#### [Work to be completed]
The data below should be duplicated in full, unchanged.

= Beginning of Section =

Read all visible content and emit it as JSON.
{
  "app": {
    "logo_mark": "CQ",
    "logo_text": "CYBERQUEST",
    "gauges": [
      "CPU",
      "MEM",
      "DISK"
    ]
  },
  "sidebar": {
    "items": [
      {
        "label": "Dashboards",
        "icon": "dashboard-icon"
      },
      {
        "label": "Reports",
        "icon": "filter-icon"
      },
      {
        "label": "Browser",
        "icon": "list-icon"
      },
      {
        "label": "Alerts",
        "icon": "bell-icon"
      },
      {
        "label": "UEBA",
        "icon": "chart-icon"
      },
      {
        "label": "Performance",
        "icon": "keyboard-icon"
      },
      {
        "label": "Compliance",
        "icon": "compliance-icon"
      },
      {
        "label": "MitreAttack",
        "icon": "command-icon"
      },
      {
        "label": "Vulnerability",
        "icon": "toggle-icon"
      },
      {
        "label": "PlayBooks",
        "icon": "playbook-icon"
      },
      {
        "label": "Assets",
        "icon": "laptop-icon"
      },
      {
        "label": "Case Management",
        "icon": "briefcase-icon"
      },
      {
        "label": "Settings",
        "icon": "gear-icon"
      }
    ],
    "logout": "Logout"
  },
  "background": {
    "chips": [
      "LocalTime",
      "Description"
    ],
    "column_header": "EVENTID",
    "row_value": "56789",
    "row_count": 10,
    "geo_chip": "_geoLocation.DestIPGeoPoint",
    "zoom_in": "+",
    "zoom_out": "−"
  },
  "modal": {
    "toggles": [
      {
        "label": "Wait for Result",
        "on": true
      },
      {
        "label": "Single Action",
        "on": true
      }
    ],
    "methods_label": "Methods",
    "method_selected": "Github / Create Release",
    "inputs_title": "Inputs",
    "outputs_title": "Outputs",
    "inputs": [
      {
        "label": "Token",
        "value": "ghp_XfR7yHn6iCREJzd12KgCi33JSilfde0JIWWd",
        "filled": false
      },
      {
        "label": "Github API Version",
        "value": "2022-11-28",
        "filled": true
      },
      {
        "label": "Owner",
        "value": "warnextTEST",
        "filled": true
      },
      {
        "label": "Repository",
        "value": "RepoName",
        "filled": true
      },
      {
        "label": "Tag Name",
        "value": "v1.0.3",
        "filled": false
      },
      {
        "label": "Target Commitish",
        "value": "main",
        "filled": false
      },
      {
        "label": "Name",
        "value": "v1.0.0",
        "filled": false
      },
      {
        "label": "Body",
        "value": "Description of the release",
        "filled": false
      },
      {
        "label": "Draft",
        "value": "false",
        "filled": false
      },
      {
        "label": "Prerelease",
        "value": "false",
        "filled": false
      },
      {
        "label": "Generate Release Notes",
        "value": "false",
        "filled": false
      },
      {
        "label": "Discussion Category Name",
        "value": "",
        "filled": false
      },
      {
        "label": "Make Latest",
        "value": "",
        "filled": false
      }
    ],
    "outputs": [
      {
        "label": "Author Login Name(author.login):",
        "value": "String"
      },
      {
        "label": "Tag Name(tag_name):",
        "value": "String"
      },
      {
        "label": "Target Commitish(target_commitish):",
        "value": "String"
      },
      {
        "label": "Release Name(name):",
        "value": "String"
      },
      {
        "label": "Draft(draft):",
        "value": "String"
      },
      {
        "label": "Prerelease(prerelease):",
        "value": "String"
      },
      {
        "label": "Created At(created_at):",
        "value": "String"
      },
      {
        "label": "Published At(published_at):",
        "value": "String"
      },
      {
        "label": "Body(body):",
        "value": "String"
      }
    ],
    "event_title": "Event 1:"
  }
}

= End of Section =

#### [Task result]
Read all visible content and emit it as JSON.
{
  "app": {
    "logo_mark": "CQ",
    "logo_text": "CYBERQUEST",
    "gauges": [
      "CPU",
      "MEM",
      "DISK"
    ]
  },
  "sidebar": {
    "items": [
      {
        "label": "Dashboards",
        "icon": "dashboard-icon"
      },
      {
        "label": "Reports",
        "icon": "filter-icon"
      },
      {
        "label": "Browser",
        "icon": "list-icon"
      },
      {
        "label": "Alerts",
        "icon": "bell-icon"
      },
      {
        "label": "UEBA",
        "icon": "chart-icon"
      },
      {
        "label": "Performance",
        "icon": "keyboard-icon"
      },
      {
        "label": "Compliance",
        "icon": "compliance-icon"
      },
      {
        "label": "MitreAttack",
        "icon": "command-icon"
      },
      {
        "label": "Vulnerability",
        "icon": "toggle-icon"
      },
      {
        "label": "PlayBooks",
        "icon": "playbook-icon"
      },
      {
        "label": "Assets",
        "icon": "laptop-icon"
      },
      {
        "label": "Case Management",
        "icon": "briefcase-icon"
      },
      {
        "label": "Settings",
        "icon": "gear-icon"
      }
    ],
    "logout": "Logout"
  },
  "background": {
    "chips": [
      "LocalTime",
      "Description"
    ],
    "column_header": "EVENTID",
    "row_value": "56789",
    "row_count": 10,
    "geo_chip": "_geoLocation.DestIPGeoPoint",
    "zoom_in": "+",
    "zoom_out": "−"
  },
  "modal": {
    "toggles": [
      {
        "label": "Wait for Result",
        "on": true
      },
      {
        "label": "Single Action",
        "on": true
      }
    ],
    "methods_label": "Methods",
    "method_selected": "Github / Create Release",
    "inputs_title": "Inputs",
    "outputs_title": "Outputs",
    "inputs": [
      {
        "label": "Token",
        "value": "ghp_XfR7yHn6iCREJzd12KgCi33JSilfde0JIWWd",
        "filled": false
      },
      {
        "label": "Github API Version",
        "value": "2022-11-28",
        "filled": true
      },
      {
        "label": "Owner",
        "value": "warnextTEST",
        "filled": true
      },
      {
        "label": "Repository",
        "value": "RepoName",
        "filled": true
      },
      {
        "label": "Tag Name",
        "value": "v1.0.3",
        "filled": false
      },
      {
        "label": "Target Commitish",
        "value": "main",
        "filled": false
      },
      {
        "label": "Name",
        "value": "v1.0.0",
        "filled": false
      },
      {
        "label": "Body",
        "value": "Description of the release",
        "filled": false
      },
      {
        "label": "Draft",
        "value": "false",
        "filled": false
      },
      {
        "label": "Prerelease",
        "value": "false",
        "filled": false
      },
      {
        "label": "Generate Release Notes",
        "value": "false",
        "filled": false
      },
      {
        "label": "Discussion Category Name",
        "value": "",
        "filled": false
      },
      {
        "label": "Make Latest",
        "value": "",
        "filled": false
      }
    ],
    "outputs": [
      {
        "label": "Author Login Name(author.login):",
        "value": "String"
      },
      {
        "label": "Tag Name(tag_name):",
        "value": "String"
      },
      {
        "label": "Target Commitish(target_commitish):",
        "value": "String"
      },
      {
        "label": "Release Name(name):",
        "value": "String"
      },
      {
        "label": "Draft(draft):",
        "value": "String"
      },
      {
        "label": "Prerelease(prerelease):",
        "value": "String"
      },
      {
        "label": "Created At(created_at):",
        "value": "String"
      },
      {
        "label": "Published At(published_at):",
        "value": "String"
      },
      {
        "label": "Body(body):",
        "value": "String"
      }
    ],
    "event_title": "Event 1:"
  }
}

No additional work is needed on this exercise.